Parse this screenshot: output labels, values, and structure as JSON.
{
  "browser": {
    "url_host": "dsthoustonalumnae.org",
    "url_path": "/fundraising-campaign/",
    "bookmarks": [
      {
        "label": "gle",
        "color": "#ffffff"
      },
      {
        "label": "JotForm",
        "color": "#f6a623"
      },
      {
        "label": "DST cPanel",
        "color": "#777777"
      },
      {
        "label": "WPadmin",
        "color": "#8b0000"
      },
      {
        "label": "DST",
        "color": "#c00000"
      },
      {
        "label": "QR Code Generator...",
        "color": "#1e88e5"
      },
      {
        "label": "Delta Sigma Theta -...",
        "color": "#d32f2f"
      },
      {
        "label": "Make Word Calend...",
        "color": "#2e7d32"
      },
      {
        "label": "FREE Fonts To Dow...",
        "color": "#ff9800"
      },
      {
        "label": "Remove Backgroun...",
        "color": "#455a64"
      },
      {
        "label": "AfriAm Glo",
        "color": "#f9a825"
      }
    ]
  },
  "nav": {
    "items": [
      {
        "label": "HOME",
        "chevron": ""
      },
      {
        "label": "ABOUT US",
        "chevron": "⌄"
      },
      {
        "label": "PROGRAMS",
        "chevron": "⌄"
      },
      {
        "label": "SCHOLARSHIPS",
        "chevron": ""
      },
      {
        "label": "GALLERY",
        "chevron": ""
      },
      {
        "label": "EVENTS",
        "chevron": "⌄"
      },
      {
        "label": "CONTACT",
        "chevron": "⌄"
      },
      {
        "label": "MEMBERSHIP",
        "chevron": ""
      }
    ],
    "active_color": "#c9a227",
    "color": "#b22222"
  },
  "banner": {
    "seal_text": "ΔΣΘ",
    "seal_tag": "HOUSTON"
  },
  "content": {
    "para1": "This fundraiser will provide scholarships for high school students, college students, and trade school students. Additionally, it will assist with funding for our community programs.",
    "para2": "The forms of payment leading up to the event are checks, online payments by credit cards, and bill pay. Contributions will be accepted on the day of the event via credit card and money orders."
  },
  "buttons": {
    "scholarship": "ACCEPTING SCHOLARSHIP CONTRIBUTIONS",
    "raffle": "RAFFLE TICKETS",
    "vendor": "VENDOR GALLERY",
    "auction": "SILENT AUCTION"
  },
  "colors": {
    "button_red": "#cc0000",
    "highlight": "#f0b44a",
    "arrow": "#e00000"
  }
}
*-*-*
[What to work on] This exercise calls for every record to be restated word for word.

[Task response]
Parse this screenshot: output labels, values, and structure as JSON.
{
  "browser": {
    "url_host": "dsthoustonalumnae.org",
    "url_path": "/fundraising-campaign/",
    "bookmarks": [
      {
        "label": "gle",
        "color": "#ffffff"
      },
      {
        "label": "JotForm",
        "color": "#f6a623"
      },
      {
        "label": "DST cPanel",
        "color": "#777777"
      },
      {
        "label": "WPadmin",
        "color": "#8b0000"
      },
      {
        "label": "DST",
        "color": "#c00000"
      },
      {
        "label": "QR Code Generator...",
        "color": "#1e88e5"
      },
      {
        "label": "Delta Sigma Theta -...",
        "color": "#d32f2f"
      },
      {
        "label": "Make Word Calend...",
        "color": "#2e7d32"
      },
      {
        "label": "FREE Fonts To Dow...",
        "color": "#ff9800"
      },
      {
        "label": "Remove Backgroun...",
        "color": "#455a64"
      },
      {
        "label": "AfriAm Glo",
        "color": "#f9a825"
      }
    ]
  },
  "nav": {
    "items": [
      {
        "label": "HOME",
        "chevron": ""
      },
      {
        "label": "ABOUT US",
        "chevron": "⌄"
      },
      {
        "label": "PROGRAMS",
        "chevron": "⌄"
      },
      {
        "label": "SCHOLARSHIPS",
        "chevron": ""
      },
      {
        "label": "GALLERY",
        "chevron": ""
      },
      {
        "label": "EVENTS",
        "chevron": "⌄"
      },
      {
        "label": "CONTACT",
        "chevron": "⌄"
      },
      {
        "label": "MEMBERSHIP",
        "chevron": ""
      }
    ],
    "active_color": "#c9a227",
    "color": "#b22222"
  },
  "banner": {
    "seal_text": "ΔΣΘ",
    "seal_tag": "HOUSTON"
  },
  "content": {
    "para1": "This fundraiser will provide scholarships for high school students, college students, and trade school students. Additionally, it will assist with funding for our community programs.",
    "para2": "The forms of payment leading up to the event are checks, online payments by credit cards, and bill pay. Contributions will be accepted on the day of the event via credit card and money orders."
  },
  "buttons": {
    "scholarship": "ACCEPTING SCHOLARSHIP CONTRIBUTIONS",
    "raffle": "RAFFLE TICKETS",
    "vendor": "VENDOR GALLERY",
    "auction": "SILENT AUCTION"
  },
  "colors": {
    "button_red": "#cc0000",
    "highlight": "#f0b44a",
    "arrow": "#e00000"
  }
}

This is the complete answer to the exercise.